--- THE TASK ---
Filter the records below, keeping only lines with the string "Болт".

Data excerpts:
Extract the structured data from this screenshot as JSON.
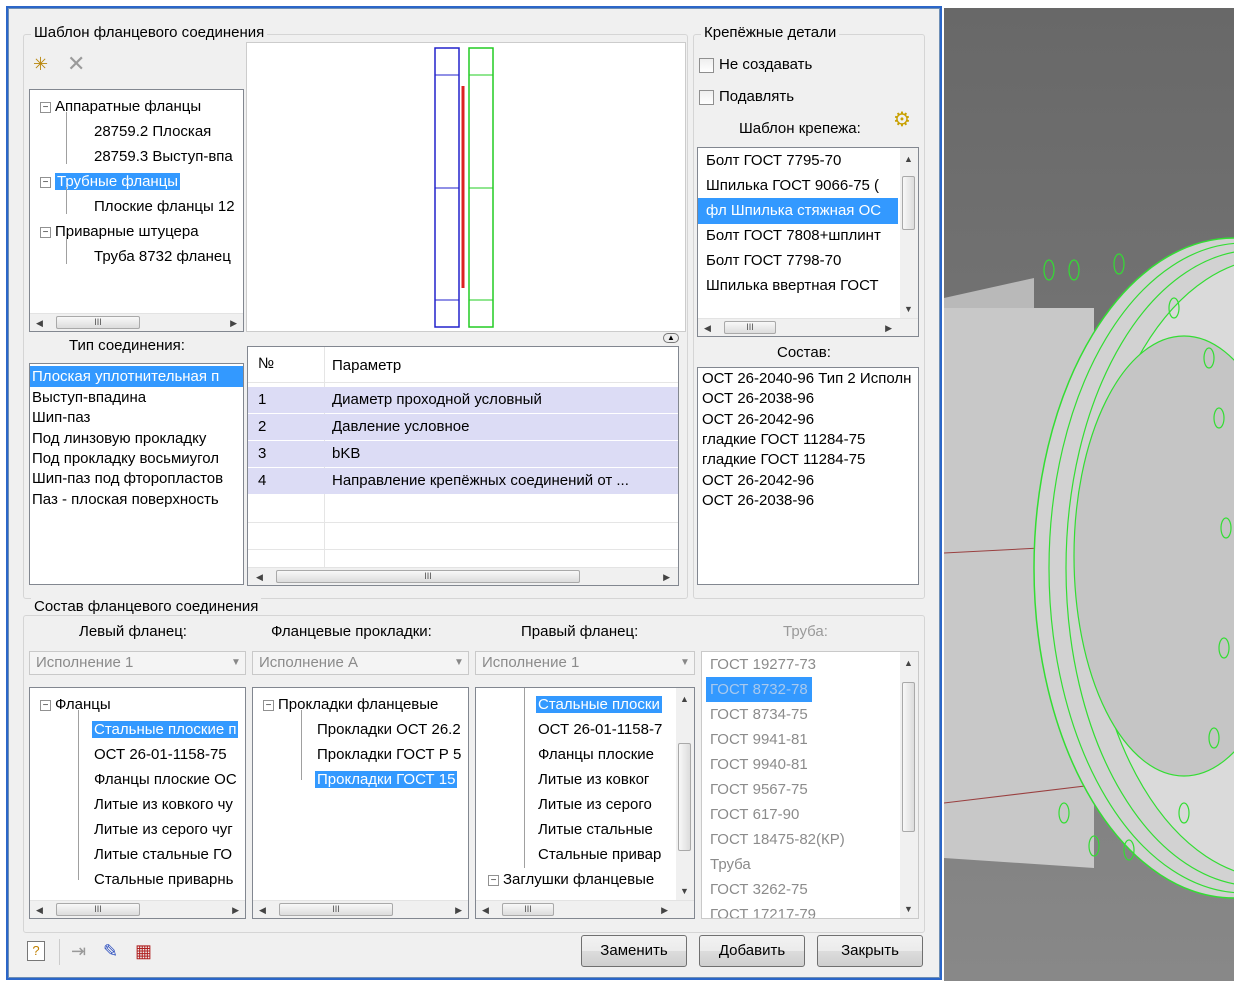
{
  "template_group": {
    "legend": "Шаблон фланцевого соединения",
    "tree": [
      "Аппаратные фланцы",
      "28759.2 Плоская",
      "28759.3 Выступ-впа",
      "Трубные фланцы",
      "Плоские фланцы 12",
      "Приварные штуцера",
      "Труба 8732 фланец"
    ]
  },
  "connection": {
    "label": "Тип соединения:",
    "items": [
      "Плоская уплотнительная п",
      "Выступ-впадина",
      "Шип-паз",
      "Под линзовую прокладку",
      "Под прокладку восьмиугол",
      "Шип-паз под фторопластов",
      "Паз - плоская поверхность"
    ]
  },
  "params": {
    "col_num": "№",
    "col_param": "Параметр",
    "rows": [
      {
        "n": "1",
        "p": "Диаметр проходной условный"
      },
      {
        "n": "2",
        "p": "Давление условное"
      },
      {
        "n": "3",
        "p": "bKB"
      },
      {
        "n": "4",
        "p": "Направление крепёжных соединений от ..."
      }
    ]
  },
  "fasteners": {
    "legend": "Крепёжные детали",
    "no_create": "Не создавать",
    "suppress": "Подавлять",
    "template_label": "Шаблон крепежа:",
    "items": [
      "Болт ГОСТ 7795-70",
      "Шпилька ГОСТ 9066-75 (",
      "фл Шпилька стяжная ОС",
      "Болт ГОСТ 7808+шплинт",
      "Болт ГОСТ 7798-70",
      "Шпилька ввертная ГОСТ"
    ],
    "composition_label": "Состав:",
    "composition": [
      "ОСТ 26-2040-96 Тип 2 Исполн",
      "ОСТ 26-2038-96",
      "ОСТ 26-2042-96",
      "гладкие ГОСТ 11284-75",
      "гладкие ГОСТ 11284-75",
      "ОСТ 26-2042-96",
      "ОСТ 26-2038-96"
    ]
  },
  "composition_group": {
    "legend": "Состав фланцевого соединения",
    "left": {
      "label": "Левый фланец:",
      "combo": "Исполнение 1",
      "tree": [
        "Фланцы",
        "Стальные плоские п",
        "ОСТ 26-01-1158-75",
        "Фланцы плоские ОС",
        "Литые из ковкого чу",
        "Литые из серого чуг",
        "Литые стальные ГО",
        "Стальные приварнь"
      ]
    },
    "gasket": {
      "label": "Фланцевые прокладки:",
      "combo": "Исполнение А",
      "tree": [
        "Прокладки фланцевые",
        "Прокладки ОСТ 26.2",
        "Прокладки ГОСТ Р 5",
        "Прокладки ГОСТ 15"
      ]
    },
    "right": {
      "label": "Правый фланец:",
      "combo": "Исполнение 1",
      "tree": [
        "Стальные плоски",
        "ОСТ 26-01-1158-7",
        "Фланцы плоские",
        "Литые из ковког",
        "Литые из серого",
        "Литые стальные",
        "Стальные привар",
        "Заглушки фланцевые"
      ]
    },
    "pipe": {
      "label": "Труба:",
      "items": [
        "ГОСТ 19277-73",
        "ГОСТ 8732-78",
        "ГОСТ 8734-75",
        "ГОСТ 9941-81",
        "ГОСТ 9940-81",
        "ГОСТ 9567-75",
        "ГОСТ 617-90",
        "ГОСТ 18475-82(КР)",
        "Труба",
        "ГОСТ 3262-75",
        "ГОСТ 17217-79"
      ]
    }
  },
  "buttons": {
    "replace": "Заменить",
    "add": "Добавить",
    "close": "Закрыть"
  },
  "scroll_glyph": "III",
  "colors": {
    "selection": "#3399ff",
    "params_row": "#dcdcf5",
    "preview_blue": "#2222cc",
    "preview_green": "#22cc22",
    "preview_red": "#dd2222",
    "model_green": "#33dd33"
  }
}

--- RESPONSE ---
      "Болт ГОСТ 7795-70",
      "Болт ГОСТ 7808+шплинт",
      "Болт ГОСТ 7798-70",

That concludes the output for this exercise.